Speaking of coffee (segue fail!) we think it’s pretty cool that a local visionary has successfully blended specialty coffees, fresh baked goods, local beer, a lunch-hour happy hour and live music all under one roof—making it possible to stay there all day once you get comfortable. Could that be why it’s called Sneaky Beans? (2914 N. State St., Fondren neighborhood.)
Let’s just go with that.
While locally roasted BeanFruit Coffee drinks are always on the menu, Byron Knight has some seasonal suggestions, starting with his Mama’s Spiced Tea. “My mom has been making this recipe for as long as I remember during the holiday season,” says Knight, who is the owner/manager/barista/booking agent. “A couple years ago I figured I’d make some and see how well it sells, and it has become really popular.”
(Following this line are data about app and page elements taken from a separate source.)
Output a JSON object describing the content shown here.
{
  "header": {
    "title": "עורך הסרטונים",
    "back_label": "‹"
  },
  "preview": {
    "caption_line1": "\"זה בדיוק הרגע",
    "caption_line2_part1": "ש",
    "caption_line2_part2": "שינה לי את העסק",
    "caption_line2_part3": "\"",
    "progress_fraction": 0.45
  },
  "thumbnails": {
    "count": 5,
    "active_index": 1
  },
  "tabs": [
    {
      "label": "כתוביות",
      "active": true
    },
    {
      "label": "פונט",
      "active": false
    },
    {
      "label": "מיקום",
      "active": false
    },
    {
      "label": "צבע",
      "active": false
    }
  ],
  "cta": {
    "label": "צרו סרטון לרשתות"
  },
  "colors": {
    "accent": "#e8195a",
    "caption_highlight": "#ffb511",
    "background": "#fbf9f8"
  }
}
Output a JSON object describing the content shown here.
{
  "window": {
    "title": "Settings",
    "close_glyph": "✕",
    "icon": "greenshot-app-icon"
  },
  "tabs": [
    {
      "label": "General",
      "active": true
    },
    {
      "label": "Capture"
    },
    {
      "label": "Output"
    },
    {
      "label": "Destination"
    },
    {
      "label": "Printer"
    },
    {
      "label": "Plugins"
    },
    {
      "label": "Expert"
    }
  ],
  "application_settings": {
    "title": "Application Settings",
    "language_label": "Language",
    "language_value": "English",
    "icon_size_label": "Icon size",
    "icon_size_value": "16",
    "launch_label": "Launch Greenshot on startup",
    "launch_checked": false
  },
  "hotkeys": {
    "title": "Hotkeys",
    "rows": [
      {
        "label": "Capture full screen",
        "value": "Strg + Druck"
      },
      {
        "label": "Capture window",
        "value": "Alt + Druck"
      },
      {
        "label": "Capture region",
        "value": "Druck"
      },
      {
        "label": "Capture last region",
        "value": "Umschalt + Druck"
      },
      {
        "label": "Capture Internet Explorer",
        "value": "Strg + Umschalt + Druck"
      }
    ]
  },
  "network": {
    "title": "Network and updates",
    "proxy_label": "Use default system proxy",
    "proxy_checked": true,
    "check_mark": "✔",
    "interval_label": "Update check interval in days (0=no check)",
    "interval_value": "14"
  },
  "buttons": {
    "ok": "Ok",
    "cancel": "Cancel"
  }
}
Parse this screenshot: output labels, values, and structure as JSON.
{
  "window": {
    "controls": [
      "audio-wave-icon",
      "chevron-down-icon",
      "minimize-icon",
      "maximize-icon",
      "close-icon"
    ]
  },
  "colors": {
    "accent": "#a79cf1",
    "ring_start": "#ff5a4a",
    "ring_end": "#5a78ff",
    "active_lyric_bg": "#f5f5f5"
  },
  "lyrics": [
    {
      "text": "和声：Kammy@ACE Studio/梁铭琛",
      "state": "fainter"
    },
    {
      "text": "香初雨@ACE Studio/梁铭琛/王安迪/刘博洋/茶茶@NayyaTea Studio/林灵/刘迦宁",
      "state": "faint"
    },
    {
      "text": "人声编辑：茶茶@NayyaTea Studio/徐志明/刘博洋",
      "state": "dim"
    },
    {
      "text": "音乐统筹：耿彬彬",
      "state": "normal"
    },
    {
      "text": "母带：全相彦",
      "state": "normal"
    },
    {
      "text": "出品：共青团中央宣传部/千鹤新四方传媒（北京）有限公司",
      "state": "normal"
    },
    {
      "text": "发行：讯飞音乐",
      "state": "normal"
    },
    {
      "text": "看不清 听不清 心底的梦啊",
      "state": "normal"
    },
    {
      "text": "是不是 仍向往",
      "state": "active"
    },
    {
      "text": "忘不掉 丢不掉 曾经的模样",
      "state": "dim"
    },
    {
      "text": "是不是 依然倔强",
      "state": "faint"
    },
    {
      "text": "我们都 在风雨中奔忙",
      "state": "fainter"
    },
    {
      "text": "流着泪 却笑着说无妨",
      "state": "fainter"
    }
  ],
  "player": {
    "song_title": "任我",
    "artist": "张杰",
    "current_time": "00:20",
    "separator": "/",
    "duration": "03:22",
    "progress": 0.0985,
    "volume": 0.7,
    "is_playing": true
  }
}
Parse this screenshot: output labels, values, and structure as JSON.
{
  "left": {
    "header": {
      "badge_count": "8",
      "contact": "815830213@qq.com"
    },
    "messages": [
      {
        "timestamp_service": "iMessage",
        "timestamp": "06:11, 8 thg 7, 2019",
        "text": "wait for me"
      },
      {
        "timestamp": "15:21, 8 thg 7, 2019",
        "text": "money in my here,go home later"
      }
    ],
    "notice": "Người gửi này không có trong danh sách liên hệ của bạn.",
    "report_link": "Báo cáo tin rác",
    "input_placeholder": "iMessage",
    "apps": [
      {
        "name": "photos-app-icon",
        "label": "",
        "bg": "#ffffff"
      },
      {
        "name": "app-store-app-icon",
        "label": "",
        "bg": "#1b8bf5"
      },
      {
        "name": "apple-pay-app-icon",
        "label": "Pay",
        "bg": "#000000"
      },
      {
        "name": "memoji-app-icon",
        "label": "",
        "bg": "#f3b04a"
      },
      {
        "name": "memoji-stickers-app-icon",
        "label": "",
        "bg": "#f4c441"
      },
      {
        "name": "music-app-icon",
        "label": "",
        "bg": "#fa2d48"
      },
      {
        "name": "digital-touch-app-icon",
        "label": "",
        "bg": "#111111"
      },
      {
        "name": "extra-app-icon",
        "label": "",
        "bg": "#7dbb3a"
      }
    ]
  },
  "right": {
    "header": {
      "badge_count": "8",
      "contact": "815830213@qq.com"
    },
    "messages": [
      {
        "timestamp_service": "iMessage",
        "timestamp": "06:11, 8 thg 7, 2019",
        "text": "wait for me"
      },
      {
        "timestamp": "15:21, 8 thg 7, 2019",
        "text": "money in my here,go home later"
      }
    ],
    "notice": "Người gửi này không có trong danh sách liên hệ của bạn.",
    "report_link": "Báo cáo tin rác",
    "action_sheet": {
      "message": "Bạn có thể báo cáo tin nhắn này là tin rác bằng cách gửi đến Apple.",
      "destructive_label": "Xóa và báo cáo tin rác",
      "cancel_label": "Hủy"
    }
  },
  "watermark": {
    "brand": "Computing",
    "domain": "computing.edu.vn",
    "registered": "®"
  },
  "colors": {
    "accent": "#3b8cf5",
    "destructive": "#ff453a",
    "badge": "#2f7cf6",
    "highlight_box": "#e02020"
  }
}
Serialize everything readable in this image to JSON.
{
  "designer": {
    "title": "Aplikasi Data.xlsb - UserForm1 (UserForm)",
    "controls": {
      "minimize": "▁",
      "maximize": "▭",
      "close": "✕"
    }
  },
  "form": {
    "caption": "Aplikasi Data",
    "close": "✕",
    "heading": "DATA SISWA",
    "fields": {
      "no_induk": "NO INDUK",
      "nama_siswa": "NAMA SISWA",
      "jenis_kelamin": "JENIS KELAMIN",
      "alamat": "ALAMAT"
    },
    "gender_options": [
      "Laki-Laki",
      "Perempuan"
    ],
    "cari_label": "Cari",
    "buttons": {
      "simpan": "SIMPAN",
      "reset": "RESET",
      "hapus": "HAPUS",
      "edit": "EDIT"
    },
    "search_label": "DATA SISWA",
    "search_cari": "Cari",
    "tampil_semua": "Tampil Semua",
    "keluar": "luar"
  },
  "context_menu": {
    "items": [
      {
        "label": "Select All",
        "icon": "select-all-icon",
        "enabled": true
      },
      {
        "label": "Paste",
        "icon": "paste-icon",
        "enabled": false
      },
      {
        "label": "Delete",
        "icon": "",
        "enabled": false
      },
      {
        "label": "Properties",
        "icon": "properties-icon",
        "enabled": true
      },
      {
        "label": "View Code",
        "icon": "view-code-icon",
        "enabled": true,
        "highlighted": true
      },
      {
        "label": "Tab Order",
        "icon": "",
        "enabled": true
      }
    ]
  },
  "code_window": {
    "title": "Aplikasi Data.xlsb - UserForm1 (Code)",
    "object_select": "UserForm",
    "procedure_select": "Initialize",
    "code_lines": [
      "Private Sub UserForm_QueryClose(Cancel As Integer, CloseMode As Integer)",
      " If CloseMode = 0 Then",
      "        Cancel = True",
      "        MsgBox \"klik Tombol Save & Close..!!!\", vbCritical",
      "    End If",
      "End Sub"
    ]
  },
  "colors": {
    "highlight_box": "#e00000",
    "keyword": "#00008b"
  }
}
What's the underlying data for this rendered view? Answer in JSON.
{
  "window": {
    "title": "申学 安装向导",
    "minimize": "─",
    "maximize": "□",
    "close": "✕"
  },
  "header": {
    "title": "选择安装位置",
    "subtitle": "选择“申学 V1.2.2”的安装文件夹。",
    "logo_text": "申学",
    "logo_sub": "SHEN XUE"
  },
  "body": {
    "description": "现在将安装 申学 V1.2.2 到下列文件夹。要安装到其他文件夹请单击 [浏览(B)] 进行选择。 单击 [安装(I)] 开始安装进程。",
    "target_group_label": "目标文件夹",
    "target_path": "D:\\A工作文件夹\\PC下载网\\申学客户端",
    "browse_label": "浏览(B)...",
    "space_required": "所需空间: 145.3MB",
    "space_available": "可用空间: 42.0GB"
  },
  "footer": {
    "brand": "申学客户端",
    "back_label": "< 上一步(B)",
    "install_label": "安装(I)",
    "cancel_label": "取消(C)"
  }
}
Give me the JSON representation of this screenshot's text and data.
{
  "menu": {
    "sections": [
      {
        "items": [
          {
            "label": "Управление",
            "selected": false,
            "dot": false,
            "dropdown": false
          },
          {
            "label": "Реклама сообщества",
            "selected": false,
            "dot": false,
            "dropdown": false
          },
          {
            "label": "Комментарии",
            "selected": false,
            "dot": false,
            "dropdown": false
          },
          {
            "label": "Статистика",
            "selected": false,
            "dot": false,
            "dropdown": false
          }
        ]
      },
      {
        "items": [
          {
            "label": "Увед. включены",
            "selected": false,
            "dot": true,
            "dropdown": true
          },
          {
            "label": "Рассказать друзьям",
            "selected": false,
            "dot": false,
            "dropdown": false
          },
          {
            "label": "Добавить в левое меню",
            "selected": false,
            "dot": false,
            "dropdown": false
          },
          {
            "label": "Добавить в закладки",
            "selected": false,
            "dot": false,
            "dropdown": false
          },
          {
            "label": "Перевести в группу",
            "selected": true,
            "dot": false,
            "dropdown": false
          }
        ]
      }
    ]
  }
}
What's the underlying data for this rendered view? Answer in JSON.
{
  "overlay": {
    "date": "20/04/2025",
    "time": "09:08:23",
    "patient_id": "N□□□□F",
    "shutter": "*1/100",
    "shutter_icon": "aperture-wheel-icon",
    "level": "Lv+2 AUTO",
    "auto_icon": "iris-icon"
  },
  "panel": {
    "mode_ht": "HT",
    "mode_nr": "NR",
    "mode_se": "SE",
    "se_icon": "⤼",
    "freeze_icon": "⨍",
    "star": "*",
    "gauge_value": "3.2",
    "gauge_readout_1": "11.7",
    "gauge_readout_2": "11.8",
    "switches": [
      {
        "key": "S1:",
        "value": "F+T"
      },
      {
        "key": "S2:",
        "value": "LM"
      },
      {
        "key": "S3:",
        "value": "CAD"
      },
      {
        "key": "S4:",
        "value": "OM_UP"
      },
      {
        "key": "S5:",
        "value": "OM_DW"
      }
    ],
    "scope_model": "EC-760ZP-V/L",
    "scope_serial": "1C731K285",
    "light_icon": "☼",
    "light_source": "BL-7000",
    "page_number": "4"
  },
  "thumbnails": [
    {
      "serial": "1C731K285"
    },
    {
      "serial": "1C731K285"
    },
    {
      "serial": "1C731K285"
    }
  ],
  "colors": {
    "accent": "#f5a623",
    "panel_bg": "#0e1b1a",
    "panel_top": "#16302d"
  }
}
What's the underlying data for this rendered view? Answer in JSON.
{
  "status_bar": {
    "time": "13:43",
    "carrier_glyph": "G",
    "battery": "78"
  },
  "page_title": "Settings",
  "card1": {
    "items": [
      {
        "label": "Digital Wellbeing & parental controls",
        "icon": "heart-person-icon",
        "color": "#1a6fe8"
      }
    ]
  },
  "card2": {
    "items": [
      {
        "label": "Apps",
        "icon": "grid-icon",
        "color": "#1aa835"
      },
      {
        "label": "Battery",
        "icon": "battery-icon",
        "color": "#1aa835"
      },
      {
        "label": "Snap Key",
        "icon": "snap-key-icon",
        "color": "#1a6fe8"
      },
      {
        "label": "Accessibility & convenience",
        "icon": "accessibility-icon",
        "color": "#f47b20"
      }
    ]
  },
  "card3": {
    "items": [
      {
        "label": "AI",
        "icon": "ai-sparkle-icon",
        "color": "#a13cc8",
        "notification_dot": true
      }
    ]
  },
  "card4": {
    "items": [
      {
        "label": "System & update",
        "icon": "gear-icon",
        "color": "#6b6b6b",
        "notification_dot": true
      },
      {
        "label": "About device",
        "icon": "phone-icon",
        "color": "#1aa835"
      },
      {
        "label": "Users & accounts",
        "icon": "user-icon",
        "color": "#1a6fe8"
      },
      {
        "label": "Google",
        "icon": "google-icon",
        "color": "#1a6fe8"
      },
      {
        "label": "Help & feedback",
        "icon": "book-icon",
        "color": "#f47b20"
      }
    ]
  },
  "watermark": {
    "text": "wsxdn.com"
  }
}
Other seasonal offerings include two lattes: the lavish ‘Snicker Doodle’ with brown sugar, cinnamon and white chocolate; and the c’mon-are-you-kidding-me Butter Beer latte—caramel, toffee and powdered cinnamon. (We’re sure that’s exactly what the Italians had in mind when they invented espresso.)
If you prefer a warm mug without the jitters, the hot chocolate options are endless, including peppermint, crème de menthe, and white chocolate. Go during “Latte Happy Hour,” 10 a.m. to noon weekdays, and you can take advantage of a sized-down price (i.e. pay for a 12 ounce, get a 16 ounce).
And no, we didn’t forget the baked goods. (And, you’re right, we shouldn’t type with our mouths full.) Former employee turned pro baker Robert Raymond, who now owns Sunflower Oven, has elevated Sneaky Bean’s baked goods’ game. “He comes in the shop and makes muffin batter and they change each week depending on the season of ingredients that he can buy at the farmer’s market,” Knight says.
Last week, customers enjoyed sweet potato, lemon poppy seed and raspberry muffins, as well as cheddar jalapeño scones, almond and fennel biscotti, and chocolate lava cookies.
“We bake fresh muffins every morning and then as needed throughout the day so they are always fresh with no waste and the shop smells really good doing it this way. And it’s all local!”
Yep, that’s why we love Sneaky Beans.
But… let’s admit it. Sometimes we need something stronger when the full impact of the holidays suddenly hit. (Lookin’ at you, in-laws.) Fortunately that’s the perfect time for one of our newer local businesses, Barley’s Beer Barn, to come to the rescue.
Owner Greg Purnell says, “We love what we do. We carry every beer that we can get – everything from local, regional, and national crafts, imports from around the world and domestics too. We have a Growler Station where you can buy a pint, enjoy a flight paddle and fill your growler while watching the game or just talking beer with us and other customers.”
He tells us the “build your own 6-pack” is a popular product. (And we believe him.) “Customers love to be able to create their perfect 6-pack or pick beers that they’ve never had before. It’s very popular to pick up on the way to a holiday party or a family get-together.”
Did he say “enjoy a flight paddle?” What better place than that to hide out and get yourself back into the holiday spirit?